by  Monnet Matters

Pavlos Fyssas was murdered in Greece on 18 September.

He was a musician and noted left-wing activist. He was killed by a man who admitted to be a member of the far-right Golden Dawn ; which has brazenly adopted the apparel and tactics of the 1930s. They are not simply a neo-Nazi organisation – they represent Nazism reincarnated.  Like Jobbik in Hungary, they are not simply a thuggish, marginal movement so easy to dismiss, they are an organised party, whose uniform – and, yes, they adopt the clothes and tactics of the past – is an obvious visual indicator of their political views.

They have seats in the national assembly, and have their eyes on returning candidates to the European Parliament in May next year. With the general rise in populist, extremist, and perhaps more pertinently, anti-political feeling in Europe right now (especially in economically marginal countries like Greece), the rise of parties like the Golden Dawn makes some kind of sense. 

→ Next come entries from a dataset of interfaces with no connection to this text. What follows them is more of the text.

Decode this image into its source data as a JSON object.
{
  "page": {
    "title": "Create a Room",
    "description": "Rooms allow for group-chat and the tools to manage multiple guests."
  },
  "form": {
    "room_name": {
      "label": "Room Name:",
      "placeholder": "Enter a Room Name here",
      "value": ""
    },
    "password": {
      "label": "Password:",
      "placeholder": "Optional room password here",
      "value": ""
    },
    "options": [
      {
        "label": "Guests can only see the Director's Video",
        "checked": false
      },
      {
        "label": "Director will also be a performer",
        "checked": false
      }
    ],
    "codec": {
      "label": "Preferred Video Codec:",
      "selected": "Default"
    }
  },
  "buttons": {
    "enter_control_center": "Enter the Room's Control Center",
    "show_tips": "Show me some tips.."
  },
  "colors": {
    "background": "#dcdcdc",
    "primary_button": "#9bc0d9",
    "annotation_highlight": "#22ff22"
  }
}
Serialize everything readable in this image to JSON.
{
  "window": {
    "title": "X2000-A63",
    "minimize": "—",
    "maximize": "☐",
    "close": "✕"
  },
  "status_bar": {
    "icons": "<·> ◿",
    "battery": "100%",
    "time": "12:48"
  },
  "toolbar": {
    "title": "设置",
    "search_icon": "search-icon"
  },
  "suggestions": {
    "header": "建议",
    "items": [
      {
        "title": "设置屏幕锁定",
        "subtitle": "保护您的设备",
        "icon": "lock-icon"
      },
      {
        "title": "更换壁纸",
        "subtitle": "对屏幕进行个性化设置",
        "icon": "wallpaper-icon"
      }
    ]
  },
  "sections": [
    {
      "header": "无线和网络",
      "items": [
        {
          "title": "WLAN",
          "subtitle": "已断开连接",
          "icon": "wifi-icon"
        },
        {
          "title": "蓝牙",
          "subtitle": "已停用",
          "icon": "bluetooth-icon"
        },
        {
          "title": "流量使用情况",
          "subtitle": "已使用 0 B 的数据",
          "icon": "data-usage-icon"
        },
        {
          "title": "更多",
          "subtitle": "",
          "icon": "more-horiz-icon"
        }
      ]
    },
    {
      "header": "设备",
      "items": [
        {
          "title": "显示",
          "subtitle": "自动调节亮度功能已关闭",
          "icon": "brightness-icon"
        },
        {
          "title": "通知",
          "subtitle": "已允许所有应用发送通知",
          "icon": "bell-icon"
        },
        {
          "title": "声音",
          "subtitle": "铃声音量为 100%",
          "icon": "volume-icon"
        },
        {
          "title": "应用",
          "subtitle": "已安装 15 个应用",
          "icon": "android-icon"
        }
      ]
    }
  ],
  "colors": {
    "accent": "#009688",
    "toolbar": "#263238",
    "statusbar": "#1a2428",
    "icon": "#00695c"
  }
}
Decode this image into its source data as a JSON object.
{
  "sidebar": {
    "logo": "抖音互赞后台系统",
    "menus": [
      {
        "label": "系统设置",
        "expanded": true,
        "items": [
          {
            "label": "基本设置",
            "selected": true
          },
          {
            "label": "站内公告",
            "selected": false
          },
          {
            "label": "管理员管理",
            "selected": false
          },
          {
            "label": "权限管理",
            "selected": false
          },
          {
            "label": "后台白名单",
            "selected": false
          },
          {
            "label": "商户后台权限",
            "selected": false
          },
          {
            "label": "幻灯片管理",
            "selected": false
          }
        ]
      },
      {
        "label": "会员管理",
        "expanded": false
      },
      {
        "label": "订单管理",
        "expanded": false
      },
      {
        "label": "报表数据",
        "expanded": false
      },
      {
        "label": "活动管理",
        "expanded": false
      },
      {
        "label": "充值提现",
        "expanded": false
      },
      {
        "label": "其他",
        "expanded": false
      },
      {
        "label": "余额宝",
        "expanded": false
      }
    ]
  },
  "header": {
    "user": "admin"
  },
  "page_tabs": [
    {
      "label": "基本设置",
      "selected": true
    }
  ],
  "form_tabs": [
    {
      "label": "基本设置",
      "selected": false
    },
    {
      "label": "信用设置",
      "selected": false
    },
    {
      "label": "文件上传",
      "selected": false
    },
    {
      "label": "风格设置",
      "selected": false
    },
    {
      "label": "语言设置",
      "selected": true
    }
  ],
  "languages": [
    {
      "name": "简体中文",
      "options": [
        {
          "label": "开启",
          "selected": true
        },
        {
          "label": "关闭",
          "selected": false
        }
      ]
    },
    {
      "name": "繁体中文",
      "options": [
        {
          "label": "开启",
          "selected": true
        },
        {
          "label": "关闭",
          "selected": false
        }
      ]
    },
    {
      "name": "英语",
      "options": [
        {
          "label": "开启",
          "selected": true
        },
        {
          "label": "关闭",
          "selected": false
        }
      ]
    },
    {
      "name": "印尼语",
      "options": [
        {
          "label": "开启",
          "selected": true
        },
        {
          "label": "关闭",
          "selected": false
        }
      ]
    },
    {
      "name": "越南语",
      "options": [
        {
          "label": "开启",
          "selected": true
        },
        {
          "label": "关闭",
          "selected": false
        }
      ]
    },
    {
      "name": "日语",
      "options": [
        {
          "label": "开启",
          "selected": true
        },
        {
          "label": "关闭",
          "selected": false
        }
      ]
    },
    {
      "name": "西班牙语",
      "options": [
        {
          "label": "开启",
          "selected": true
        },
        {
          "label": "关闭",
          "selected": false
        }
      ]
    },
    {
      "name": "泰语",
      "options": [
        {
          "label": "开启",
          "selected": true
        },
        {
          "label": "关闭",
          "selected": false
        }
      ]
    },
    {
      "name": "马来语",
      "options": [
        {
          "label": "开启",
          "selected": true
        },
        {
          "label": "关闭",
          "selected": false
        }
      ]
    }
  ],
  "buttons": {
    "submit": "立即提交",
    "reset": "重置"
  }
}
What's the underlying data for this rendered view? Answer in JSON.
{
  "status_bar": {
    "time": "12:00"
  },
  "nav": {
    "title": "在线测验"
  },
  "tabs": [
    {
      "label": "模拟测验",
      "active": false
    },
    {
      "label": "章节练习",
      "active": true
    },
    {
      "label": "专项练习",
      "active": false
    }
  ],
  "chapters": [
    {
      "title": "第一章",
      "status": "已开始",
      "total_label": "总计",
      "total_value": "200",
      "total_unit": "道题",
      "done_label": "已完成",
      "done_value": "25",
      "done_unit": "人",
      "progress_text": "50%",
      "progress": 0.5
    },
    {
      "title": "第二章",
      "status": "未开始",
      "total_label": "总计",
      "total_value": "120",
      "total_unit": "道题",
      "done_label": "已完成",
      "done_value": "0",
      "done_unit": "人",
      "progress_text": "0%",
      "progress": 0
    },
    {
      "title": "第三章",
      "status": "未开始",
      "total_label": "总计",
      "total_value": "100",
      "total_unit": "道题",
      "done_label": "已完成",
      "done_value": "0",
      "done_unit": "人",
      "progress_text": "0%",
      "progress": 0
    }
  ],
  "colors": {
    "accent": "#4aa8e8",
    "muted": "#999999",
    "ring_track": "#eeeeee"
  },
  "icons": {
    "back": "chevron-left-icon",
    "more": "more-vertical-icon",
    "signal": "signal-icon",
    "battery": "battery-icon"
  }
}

It used to be a crass generalisation to accuse someone of being “a Nazi” if they had vaguely right-wing views, but in certain, newer, cases it appears that has become the case. It is as if the famous maxim by George Santayna has horrifically come true, “those who cannot remember the past are doomed to repeat it.” 

It seems that the past has been forgotten; not just in terms of the longer historical view of

European wars, but also in the fact that the post-war ideal that brought about European integration in the first place, and which  stemmed from a desire to escape the kind of horrendous political ruptures that divided the continent, should be put t an end. Sadly, there is an upsurge in the opposite feeling.

Greece and Hungary are the most visible examples; but other illustrations exist. In the Netherlands, for instance; in Denmark and Finland also.  The National Front in France is already making moves to secure a political group (and with it, therefore, more speaking time and funds) in the European Parliament. They crave respectability. Sadly, there are those who are seemingly only too willing to give it to them. 

There has been some talk about the Greek government moving against the Golden Dawn. Maybe this is the, for want of a different cliché, the smoking gun. The fears are genuine from the political establishment; that the party (which mobilises local support horribly efficiently, hence their ongoing recent success). But without a willingness to engage in a proper political debate, the threat is useless. The current political establishment – and Greece should not be signalled out by any means – is not willing to do this. It would only expose their own lack of ideas. On a local level, this happened in Italy with Beppe Grillo, and that didn’t last long, you can only stretch a joke so far. But parties like the Golden Dawn, Jobbik, True Finns and the rest, are not a joke. As the murder of Pavlos Fyssas  expose, there agenda is not political engagement but murderous contempt for the current system.

The current system is flawed. But murder is no solution. Banning political parties is one solution, but maybe, and this would require a huge effort on behalf of those in power who quiver at the thought of rhetoric, rather that recognise it as the greatest weapon in their arsenal, we might just remember the words of Germaine Greer: “To kill a man is simply murder; it is revolution to turn him on.” 



Merkel eyes third term in first German vote since euro crisis

By Noah Barkin BERLIN (Reuters) - In the first German election since Europe's debt crisis erupted four years ago, voters are likely to give Angela Merkel a third term on Sunday, but may force her into a coalition with her leftist rivals and catapult a new anti-euro party into parliament. The vote is being closely watched by Berlin's European partners, with some hoping Chancellor Merkel will soften her approach towards struggling euro states like Greece if she is pushed into a 'grand coalition' with the Social Democrats (SPD). ...